▸ **Task to carry out**
Below are lines of data. Give the number of them that contain the string "阻塞或忽略", and nothing else.

▸ **Data extract**
⟨

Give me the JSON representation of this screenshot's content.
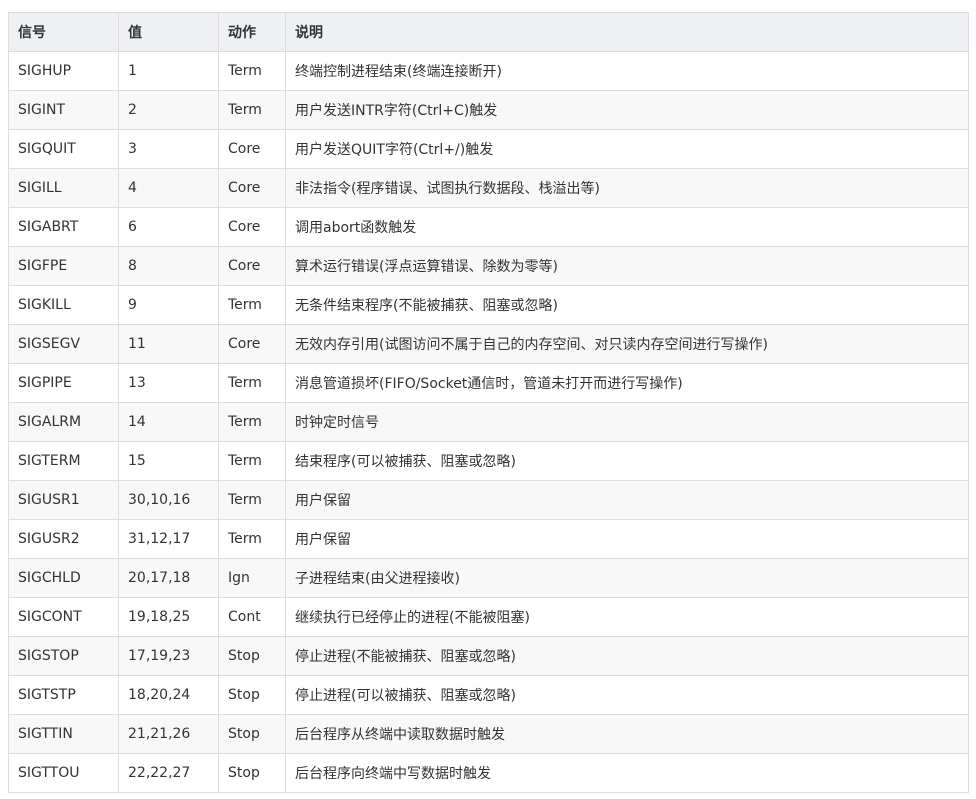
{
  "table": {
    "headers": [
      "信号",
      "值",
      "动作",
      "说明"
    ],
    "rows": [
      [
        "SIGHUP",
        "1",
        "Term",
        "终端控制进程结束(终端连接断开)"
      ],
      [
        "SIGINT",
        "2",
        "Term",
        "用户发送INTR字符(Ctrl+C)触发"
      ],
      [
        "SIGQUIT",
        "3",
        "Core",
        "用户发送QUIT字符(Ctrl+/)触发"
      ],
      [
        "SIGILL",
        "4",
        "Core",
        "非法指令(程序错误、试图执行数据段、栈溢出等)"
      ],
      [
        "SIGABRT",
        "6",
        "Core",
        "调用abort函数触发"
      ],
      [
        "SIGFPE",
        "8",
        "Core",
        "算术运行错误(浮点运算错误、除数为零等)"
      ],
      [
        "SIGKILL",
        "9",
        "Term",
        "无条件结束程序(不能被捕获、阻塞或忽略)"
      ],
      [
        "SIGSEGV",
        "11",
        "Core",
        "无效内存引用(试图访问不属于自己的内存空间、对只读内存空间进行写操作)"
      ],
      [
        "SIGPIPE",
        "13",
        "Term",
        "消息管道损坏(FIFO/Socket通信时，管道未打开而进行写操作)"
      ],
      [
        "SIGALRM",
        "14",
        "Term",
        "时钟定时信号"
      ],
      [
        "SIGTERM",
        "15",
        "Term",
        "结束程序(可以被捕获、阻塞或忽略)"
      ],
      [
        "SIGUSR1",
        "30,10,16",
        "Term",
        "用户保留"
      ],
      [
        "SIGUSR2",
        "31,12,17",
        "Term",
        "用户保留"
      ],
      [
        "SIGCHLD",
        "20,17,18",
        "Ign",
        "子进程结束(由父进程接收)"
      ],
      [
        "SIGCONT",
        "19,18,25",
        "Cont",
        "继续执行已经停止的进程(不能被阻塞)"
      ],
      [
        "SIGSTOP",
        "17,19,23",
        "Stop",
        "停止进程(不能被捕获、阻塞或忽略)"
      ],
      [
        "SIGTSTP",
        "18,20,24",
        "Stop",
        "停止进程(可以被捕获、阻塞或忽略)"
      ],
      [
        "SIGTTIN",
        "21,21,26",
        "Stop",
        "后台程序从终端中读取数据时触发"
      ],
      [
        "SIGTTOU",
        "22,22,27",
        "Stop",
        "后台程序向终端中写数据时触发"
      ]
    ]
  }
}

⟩

▸ **The answer**
4